◆ **Task statement**: The answer must be the full listing, written out exactly.

◆ **Records for the exercise**:
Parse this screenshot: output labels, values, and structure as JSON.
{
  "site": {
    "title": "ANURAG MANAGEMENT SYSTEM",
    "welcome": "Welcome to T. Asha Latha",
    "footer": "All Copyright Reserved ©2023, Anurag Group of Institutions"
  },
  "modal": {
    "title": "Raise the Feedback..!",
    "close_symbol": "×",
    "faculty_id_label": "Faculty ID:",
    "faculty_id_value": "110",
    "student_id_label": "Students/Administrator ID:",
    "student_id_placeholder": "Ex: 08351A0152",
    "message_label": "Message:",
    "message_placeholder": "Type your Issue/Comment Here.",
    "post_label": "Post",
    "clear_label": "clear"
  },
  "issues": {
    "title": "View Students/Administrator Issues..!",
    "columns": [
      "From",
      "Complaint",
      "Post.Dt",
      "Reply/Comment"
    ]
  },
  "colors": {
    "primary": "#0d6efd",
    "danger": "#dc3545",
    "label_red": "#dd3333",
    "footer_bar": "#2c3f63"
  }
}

◆ **Task solution**:
Parse this screenshot: output labels, values, and structure as JSON.
{
  "site": {
    "title": "ANURAG MANAGEMENT SYSTEM",
    "welcome": "Welcome to T. Asha Latha",
    "footer": "All Copyright Reserved ©2023, Anurag Group of Institutions"
  },
  "modal": {
    "title": "Raise the Feedback..!",
    "close_symbol": "×",
    "faculty_id_label": "Faculty ID:",
    "faculty_id_value": "110",
    "student_id_label": "Students/Administrator ID:",
    "student_id_placeholder": "Ex: 08351A0152",
    "message_label": "Message:",
    "message_placeholder": "Type your Issue/Comment Here.",
    "post_label": "Post",
    "clear_label": "clear"
  },
  "issues": {
    "title": "View Students/Administrator Issues..!",
    "columns": [
      "From",
      "Complaint",
      "Post.Dt",
      "Reply/Comment"
    ]
  },
  "colors": {
    "primary": "#0d6efd",
    "danger": "#dc3545",
    "label_red": "#dd3333",
    "footer_bar": "#2c3f63"
  }
}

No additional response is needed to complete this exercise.